In Kozhikode and Malappuram, however, the fear of fresh infections remains palpable and the government’s assurance has made little difference. People here continue to stay indoors, coming out only to buy essentials. Business is down in the markets while few travel by bus and train.

Even the Government Medical College Hospital in Kozhikode, where 14 of the infected were treated, wears a deserted look. Hospital authorities said the facility used to attract over 3,000 patients a day but the number had come down drastically since May 20, when the presence of the Nipah virus was confirmed. “Less than 200 patients came here on Monday,” they said.

Ismail, who sells books and lottery tickets near the hospital entrance, attested to this, adding that his business had suffered as a result. “I used to earn Rs 500 before Nipah outbreak, now I can’t even get Rs 100,” he said.

Ismail has now taken to selling face masks at Rs 5 a piece, but there are few takers for these as well. “People come here wearing face masks,” he said. “A few people buy it from me.”

The Government Medical College Hospital in Kozhikode treated 200 patients on Monday compared to its usual volume of 3,000 a day.

Bus travel down

The Nipah scare has taken a big toll on public transport in Kozhikode.

With many people avoiding bus travel for fear of contracting the virus from their fellow passengers, bus operators have been forced to cut down the number of trips by almost half on many routes here.
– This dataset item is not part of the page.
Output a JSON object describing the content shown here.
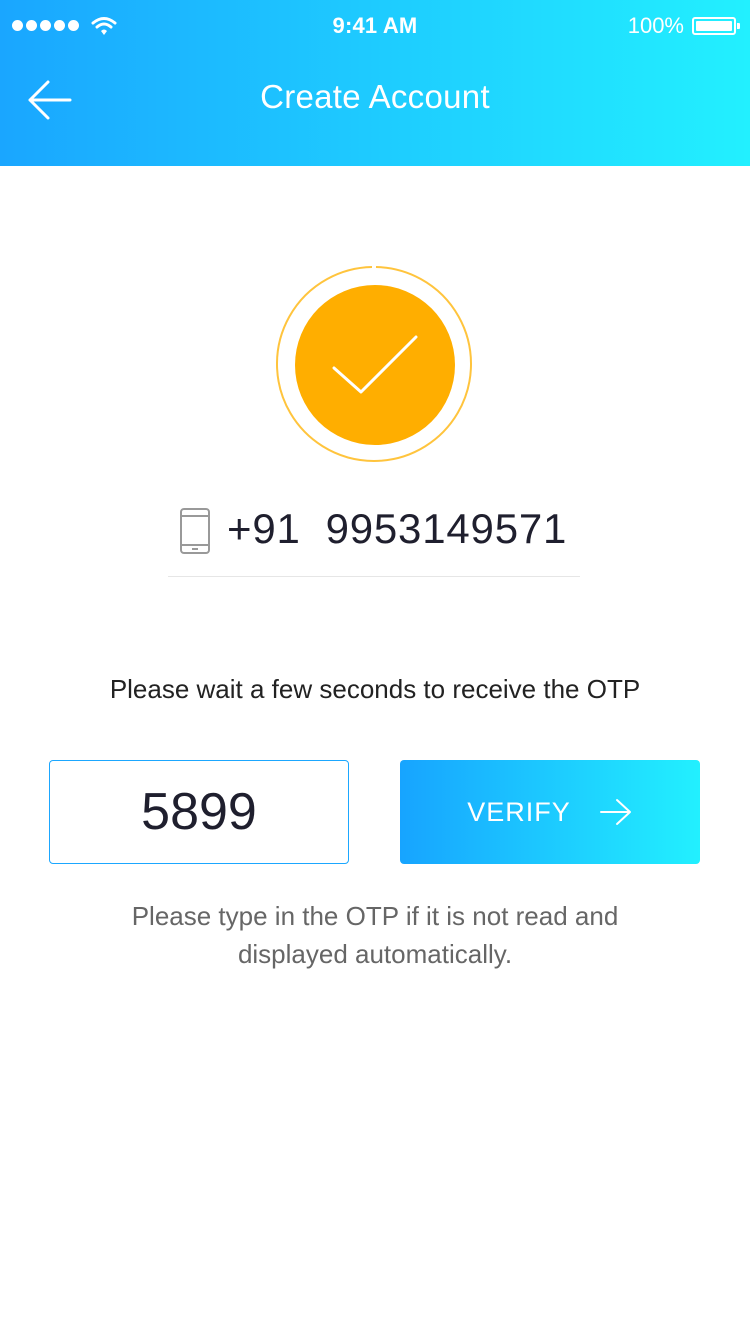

“People are scared to travel to places hit by the Nipah virus,” said K Radhakrishnan, general secretary of the Kozhikode District Bus Operators’ Association.
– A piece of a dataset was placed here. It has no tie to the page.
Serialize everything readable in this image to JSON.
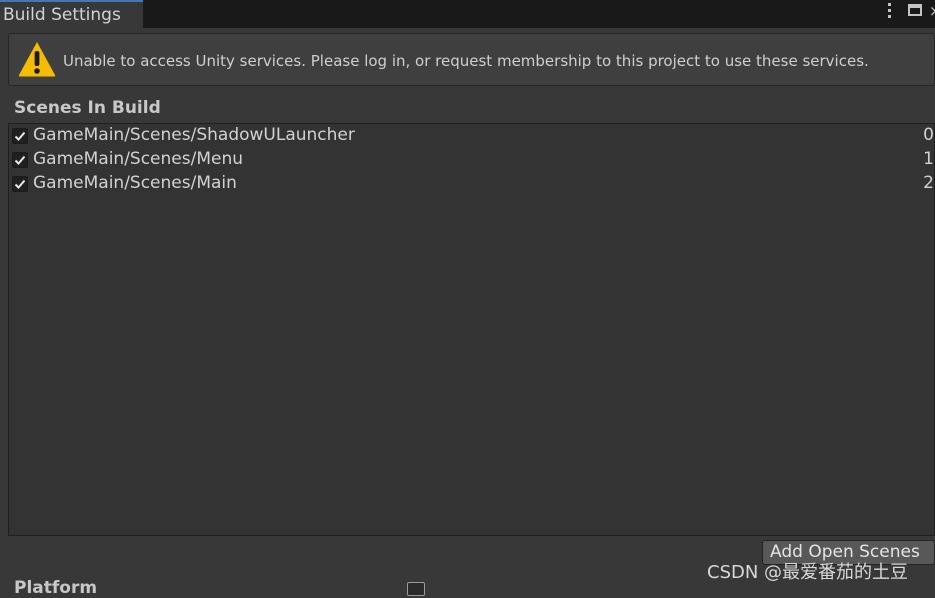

He said the average daily collection from each bus had plummeted from Rs 8,000 to Rs 3,000. “The daily collection is not enough to pay the labour wages. We cannot afford to run the service incurring losses,” he said. “With the drop in revenue, bus owners [have] decided to stop the service on many routes.”

Face masks are everywhere in Kozhikode.

Bitter times for fruit market

While business is down on the whole, fruit sales have been hit particularly hard in Kozhikode, which is Kerala’s largest fruit market. Rumours that the virus spreads through fruit bitten by bats have not helped.

According to All Kerala Fruit Merchants’ Association president PV Hamza, sales have plummetted 50% across the state in the last three weeks. “Fruit worth Rs 20 crore were sold in Kerala, but it slumped to less than Rs 10 crore,” he said. He added that Kozhikode accounted for daily sales worth Rs 2 crore but the sale volume had now dipped “below the Rs 1 crore mark. As a result, more than 30,000 retail fruit vendors in the district have incurred huge losses”.

Mango sellers seem to be the worst affected. “Mango is the favourite fruit of bats, believed to be reservoirs of the Nipah virus,” explained Hamza. “So customers struck it off their shopping list.”

According to reports, Kerala sources 90% of its fruits from other states.

Hamza said, “Trucks from Karnataka, Andhra Pradesh, Tamil Nadu and Maharashtra used to bring 800 tonnes of mangoes to Kerala every day during the peak season. It has now come down to less than 400 tonnes.”

He added that he had “heard that ripe mangoes are rotting in warehouses in other states”.

A near-deserted shopping mall in Kozhikode.

Traders count losses

The blow to business from the Nipah virus follows losses from the demonetisation of high-value currency notes in 2016 and the hasty introduction of the Goods and Services Tax last year, according to the Kerala Vyapari Vyavasayi Ekopana Samithi, an organisation of traders.

K Sethumadhavan, the organisation’s district secretary in Kozhikode, said the timing was especially bad as traders were anticipating brisk sales because of Ramzan and the re-opening of schools after the summer break. Instead, “sales dropped more than 70% in the last three weeks”, he said.

Sweet Meat Street – Kozhikode’s main commercial hub with 1,640 registered shops and around 125 street vendors – has been left reeling. “The association estimates that traders lost Rs 45 crore due to the slump in business since May 20,” Sethumadhavan said. “[The] Nipah virus has dashed our hopes.”

All photographs by TA Ameerudheen.